Clinical education provides opportunities for students to develop professional skills and competencies in collaboration with clinical faculty, patients, administrators and healthcare professionals. Clinical courses are designed to support didactic course work and address the student’s professional development needs.
Johnson College Physical Therapist Assistant students complete 3 clinical experiences. Students participate in a part-time experience during the 4th semester and in 2 full-time experiences in the 5th semester.
Without the contributions of our clinical coordinators and clinical instructors, this vital component of our curriculum would not be possible. Their time and dedication to the education of our students is greatly appreciated.
Clinical Education Philosophy
It is the philosophy of Johnson College that the clinical experiences included within the Physical Therapist Assistant Program are a vital component of the educational experience. The clinical experiences should be challenging, but at the same time, supportive. This is where students are able to apply the skills and information which they have been learning in the classroom to real patients in real life situations. Students must recognize that safe and effective patient care is the priority in the clinical experience, and all students are expected to demonstrate safety and professionalism during all patient contacts.
General Clinical Education Guidelines for the Clinical Instructor to Promote an Optimal Learning Experience
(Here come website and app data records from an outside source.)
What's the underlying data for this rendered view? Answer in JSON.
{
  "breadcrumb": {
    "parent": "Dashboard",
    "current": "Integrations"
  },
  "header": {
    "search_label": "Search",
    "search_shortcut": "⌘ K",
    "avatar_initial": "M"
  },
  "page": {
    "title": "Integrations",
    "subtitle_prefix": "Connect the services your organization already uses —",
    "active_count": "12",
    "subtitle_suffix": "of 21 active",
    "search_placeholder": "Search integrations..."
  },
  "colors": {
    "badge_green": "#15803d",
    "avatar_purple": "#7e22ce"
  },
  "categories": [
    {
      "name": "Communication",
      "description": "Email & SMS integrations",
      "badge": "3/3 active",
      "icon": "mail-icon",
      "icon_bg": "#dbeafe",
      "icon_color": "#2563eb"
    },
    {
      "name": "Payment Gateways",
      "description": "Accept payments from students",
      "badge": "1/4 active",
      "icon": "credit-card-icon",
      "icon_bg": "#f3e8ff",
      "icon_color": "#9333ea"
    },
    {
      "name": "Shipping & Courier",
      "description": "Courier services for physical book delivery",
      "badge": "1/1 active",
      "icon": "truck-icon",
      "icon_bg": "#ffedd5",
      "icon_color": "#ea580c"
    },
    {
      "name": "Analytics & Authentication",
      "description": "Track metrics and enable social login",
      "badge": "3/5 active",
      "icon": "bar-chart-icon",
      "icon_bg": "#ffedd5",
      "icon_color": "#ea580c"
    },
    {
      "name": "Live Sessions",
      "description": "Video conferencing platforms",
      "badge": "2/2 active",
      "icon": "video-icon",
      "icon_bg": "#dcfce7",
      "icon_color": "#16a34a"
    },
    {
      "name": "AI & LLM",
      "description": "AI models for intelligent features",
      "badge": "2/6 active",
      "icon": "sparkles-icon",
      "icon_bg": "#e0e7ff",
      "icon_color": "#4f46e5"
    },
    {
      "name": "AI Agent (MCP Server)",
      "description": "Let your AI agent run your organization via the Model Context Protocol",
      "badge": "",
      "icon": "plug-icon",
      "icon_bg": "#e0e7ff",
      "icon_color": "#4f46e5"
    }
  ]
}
- Be welcoming and view the student as part of the team
- Expose the student to a variety of patients and treatments
- Support the student in setting daily and/or weekly goals to succeed
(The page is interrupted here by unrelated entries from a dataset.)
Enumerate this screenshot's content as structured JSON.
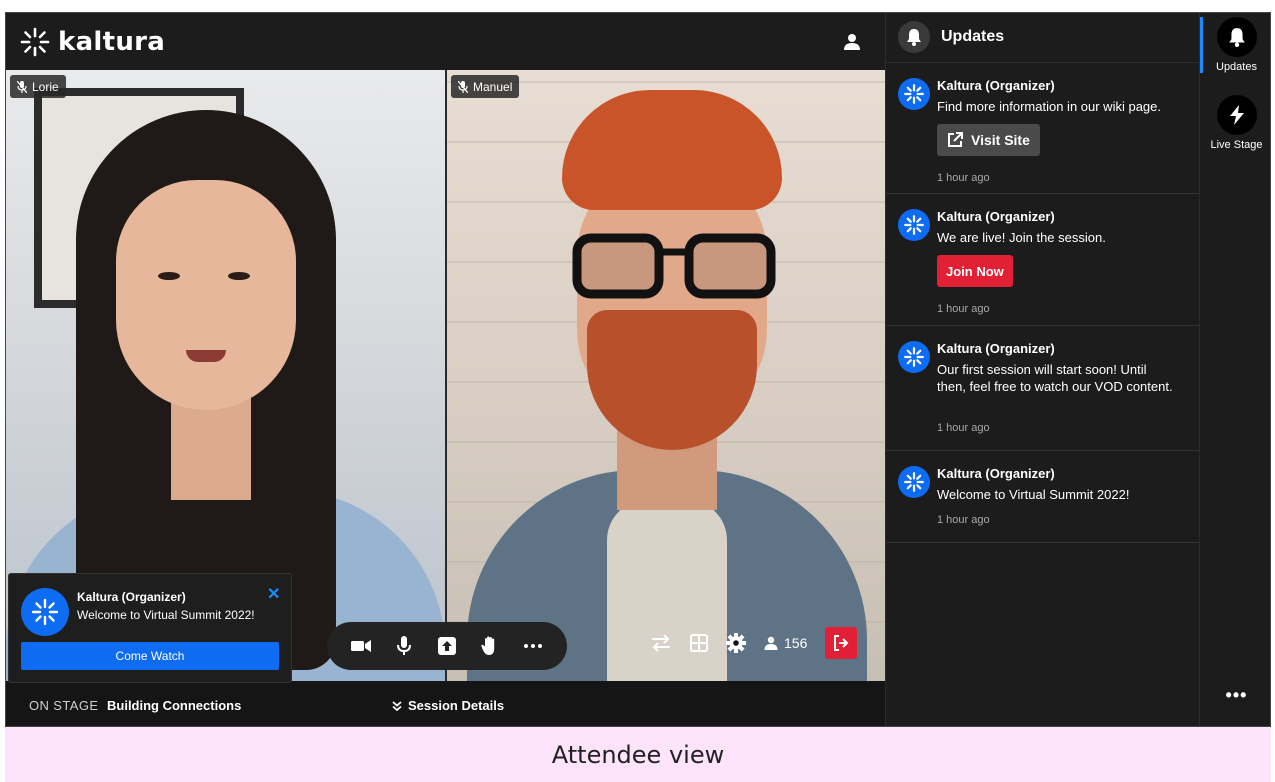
{
  "app": {
    "logo_text": "kaltura",
    "brand_color": "#0e6cf3",
    "danger_color": "#e12035"
  },
  "stage": {
    "participants": [
      {
        "name": "Lorie",
        "mic": "muted"
      },
      {
        "name": "Manuel",
        "mic": "muted"
      }
    ],
    "controls": [
      "camera-icon",
      "microphone-icon",
      "share-screen-icon",
      "raise-hand-icon",
      "more-options-icon"
    ],
    "right_controls": [
      "switch-layout-icon",
      "grid-view-icon",
      "settings-gear-icon"
    ],
    "viewer_count": "156",
    "on_stage_label": "ON STAGE",
    "session_name": "Building Connections",
    "session_details_label": "Session Details"
  },
  "toast": {
    "title": "Kaltura (Organizer)",
    "body": "Welcome to Virtual Summit 2022!",
    "button": "Come Watch",
    "close": "✕"
  },
  "updates": {
    "title": "Updates",
    "items": [
      {
        "author": "Kaltura (Organizer)",
        "body": "Find more information in our wiki page.",
        "button": "Visit Site",
        "time": "1 hour ago"
      },
      {
        "author": "Kaltura (Organizer)",
        "body": "We are live! Join the session.",
        "button": "Join Now",
        "time": "1 hour ago"
      },
      {
        "author": "Kaltura (Organizer)",
        "body": "Our first session will start soon! Until then, feel free to watch our VOD content.",
        "time": "1 hour ago"
      },
      {
        "author": "Kaltura (Organizer)",
        "body": "Welcome to Virtual Summit 2022!",
        "time": "1 hour ago"
      }
    ]
  },
  "rail": {
    "items": [
      {
        "label": "Updates",
        "icon": "bell-icon",
        "active": true
      },
      {
        "label": "Live Stage",
        "icon": "lightning-icon",
        "active": false
      }
    ],
    "more": "•••"
  },
  "caption": "Attendee view"
}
- Encourage self-assessment of skills and knowledge
- Frequent open communication is the key to success
- Recognize that each student learns and progresses in their own way
- Respect that a first clinical student requires more supervision and guidance than a last semester clinical student
- Ensure the student reads and understands every PT evaluation and reevaluation before actively treating a patient
- Encourage the student to critically think about interventions to meet established goals set in the evaluation while working within the plan of care
PTA Student Direction and Supervision
The clinical instructor is responsible to provide the appropriate level of supervision for students in the clinical environment based upon the student’s education level, complexity of the patient, the clinical setting, state practice act, and reimbursement requirements. The students will have an understanding of the appropriate level of supervision however they will need to know what is expected from them and who will be supervising them. Physical therapist assistant students can be supervised by a licensed physical therapist and/or physical therapist assistant working under the direction and supervision of a licensed physical therapist.
Refer to the attached documents from the APTA regarding Levels of Supervision, Supervision of Student Physical Therapist Assistants, Direction and Supervision of the Physical Therapist Assistant, Clinical Education Site Guidelines, and Mentoring of Professionalism in Academic and Clinical Education.
Please notify the ACCE if a need arises for training on student/clinical issues at your facility. The ACCE is available for onsite in-services and/or telephone conferences/development if a need arises.
Clinical Instructor Resources
- Clinical Packet
- Skill Checklist Booklet
- PTA CPI instructions
- PTA CPI https://cpi2.amsapps.com/user_session/new
- VARK (Visual, Aural, Read/write, Kinaesthetic). A guide to learning styles by Nick Fleming (1992) Website. http://vark-learn.com/
- Learning styles http://www.learning-styles-online.com/overview/
- Literature and Other Resources on Clinical Teaching and Learning
- APTA Documents
- From Chapter 40 of the PA Board of Physical Therapy: Nondelegable Activites